How Estimated Tax Payments Work

Expect to pay estimated taxes if you owe at least $1,000 when you file your federal tax return.
Philip James Corwin/CORBIS

Athletes, coaches and sports fans are fond of saying that ending a game in a tie is like kissing your sister. Apparently, they never had to pay estimated taxes. No one wins: not you, the person who has to fill out a form and pony up cash every three months, and not the paper pushers over at the Internal Revenue Service who should have something better to do than hound generally law-abiding citizens for their hard-earned money each quarter.

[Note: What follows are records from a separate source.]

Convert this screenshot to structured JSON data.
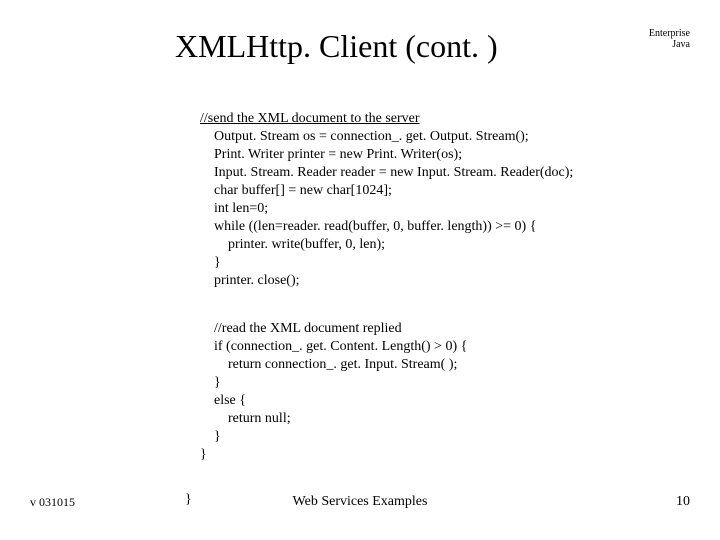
{
  "header": {
    "line1": "Enterprise",
    "line2": "Java"
  },
  "title": "XMLHttp. Client (cont. )",
  "code1": {
    "l0": "//send the XML document to the server",
    "l1": "    Output. Stream os = connection_. get. Output. Stream();",
    "l2": "    Print. Writer printer = new Print. Writer(os);",
    "l3": "    Input. Stream. Reader reader = new Input. Stream. Reader(doc);",
    "l4": "    char buffer[] = new char[1024];",
    "l5": "    int len=0;",
    "l6": "    while ((len=reader. read(buffer, 0, buffer. length)) >= 0) {",
    "l7": "        printer. write(buffer, 0, len);",
    "l8": "    }",
    "l9": "    printer. close();"
  },
  "code2": {
    "l0": "    //read the XML document replied",
    "l1": "    if (connection_. get. Content. Length() > 0) {",
    "l2": "        return connection_. get. Input. Stream( );",
    "l3": "    }",
    "l4": "    else {",
    "l5": "        return null;",
    "l6": "    }",
    "l7": "}"
  },
  "close_brace": "}",
  "footer": {
    "left": "v 031015",
    "center": "Web Services Examples",
    "right": "10"
  }
}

So why do some folks have to suck it up and go through the quarterly ritual of guessing how much money they owe the tax man? Because they don't have someone else to do it for them.

The idea behind the tax system is to pay as you go. That's why most people who work have some money automatically taken out of their paychecks to cover what they're expected to owe in taxes at the end of the year. Some don't however, and others generate income from other sources that isn't immediately taxed.

A person who meets the following two conditions is generally required to pay estimated taxes throughout the course of the year [sources: Bell, Yale]:

  1. He is expected to owe at least $1,000 at the end of the year, after accounting for any withholdings and credits.
  2. He expects that those withholdings and credits will be less than 90 percent of what he owes at the end of the year.

It's up to the individual taxpayer to make this determination. The IRS won't tell you ahead of time that you're required to pay estimated taxes, but it will hit you with a penalty if you fail to do so, or if you don't pay enough. Those payments aren't deductible, even for business owners [sources: Bell, Yale].